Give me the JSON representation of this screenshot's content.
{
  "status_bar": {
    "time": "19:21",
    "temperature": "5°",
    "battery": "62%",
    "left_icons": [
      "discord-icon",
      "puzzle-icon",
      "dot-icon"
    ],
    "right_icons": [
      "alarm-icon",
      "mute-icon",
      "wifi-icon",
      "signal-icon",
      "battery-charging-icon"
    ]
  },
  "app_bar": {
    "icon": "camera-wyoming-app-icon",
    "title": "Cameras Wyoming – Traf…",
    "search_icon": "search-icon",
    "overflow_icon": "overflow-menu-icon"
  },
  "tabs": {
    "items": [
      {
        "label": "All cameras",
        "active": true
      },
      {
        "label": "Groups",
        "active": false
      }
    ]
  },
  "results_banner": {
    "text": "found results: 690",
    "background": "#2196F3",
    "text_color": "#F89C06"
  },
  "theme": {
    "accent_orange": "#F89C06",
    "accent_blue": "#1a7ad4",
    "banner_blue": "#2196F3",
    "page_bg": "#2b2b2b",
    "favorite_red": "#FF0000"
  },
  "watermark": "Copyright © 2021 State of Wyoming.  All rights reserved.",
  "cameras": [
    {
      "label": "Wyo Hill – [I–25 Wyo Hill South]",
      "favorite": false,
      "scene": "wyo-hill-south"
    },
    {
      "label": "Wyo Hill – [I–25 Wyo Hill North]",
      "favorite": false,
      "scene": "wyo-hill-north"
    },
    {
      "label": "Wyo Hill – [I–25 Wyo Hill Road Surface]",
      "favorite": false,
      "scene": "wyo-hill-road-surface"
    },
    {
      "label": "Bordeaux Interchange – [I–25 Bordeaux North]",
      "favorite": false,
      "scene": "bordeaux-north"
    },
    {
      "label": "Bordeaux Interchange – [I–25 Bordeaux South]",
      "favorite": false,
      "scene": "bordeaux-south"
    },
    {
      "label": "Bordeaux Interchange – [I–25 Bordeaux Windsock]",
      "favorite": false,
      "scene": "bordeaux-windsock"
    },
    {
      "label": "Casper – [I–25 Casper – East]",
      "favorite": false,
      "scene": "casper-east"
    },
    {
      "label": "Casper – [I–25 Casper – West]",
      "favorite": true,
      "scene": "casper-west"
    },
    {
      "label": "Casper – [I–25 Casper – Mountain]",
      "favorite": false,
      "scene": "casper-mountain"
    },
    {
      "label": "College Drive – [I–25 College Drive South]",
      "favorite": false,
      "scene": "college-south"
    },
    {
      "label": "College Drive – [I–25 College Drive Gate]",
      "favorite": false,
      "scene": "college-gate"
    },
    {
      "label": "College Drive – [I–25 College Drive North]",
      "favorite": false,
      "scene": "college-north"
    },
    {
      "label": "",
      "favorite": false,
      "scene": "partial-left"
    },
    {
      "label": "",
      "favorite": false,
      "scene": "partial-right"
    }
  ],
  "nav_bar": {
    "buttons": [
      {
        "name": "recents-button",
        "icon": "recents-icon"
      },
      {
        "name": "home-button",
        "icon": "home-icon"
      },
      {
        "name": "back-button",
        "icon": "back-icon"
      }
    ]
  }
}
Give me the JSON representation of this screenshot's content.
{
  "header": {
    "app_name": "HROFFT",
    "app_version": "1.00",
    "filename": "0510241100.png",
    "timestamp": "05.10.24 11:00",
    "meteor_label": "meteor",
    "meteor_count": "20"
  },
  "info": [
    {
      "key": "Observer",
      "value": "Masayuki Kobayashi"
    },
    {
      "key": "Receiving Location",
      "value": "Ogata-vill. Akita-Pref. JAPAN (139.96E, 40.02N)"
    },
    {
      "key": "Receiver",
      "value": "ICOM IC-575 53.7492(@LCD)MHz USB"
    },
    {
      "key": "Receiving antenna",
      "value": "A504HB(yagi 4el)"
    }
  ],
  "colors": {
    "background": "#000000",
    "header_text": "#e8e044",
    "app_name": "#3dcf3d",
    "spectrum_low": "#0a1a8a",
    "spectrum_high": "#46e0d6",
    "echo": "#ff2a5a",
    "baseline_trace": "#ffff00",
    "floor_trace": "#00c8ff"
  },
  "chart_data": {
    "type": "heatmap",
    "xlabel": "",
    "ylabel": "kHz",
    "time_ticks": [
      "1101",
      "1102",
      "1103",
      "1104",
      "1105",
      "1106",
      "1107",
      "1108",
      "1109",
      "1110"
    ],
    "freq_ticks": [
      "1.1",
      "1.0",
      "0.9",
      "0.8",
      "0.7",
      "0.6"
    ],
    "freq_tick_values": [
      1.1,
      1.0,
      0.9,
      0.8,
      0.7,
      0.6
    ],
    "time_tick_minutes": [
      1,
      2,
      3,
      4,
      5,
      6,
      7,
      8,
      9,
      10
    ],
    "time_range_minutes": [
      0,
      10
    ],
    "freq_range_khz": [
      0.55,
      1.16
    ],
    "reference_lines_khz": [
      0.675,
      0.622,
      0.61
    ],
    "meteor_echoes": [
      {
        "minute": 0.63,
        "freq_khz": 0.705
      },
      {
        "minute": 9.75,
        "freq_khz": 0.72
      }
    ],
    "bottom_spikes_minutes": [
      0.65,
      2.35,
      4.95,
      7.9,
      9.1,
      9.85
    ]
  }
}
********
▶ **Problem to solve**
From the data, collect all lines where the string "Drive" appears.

▶ **Output of the task**
      "label": "College Drive – [I–25 College Drive South]",
      "label": "College Drive – [I–25 College Drive Gate]",
      "label": "College Drive – [I–25 College Drive North]",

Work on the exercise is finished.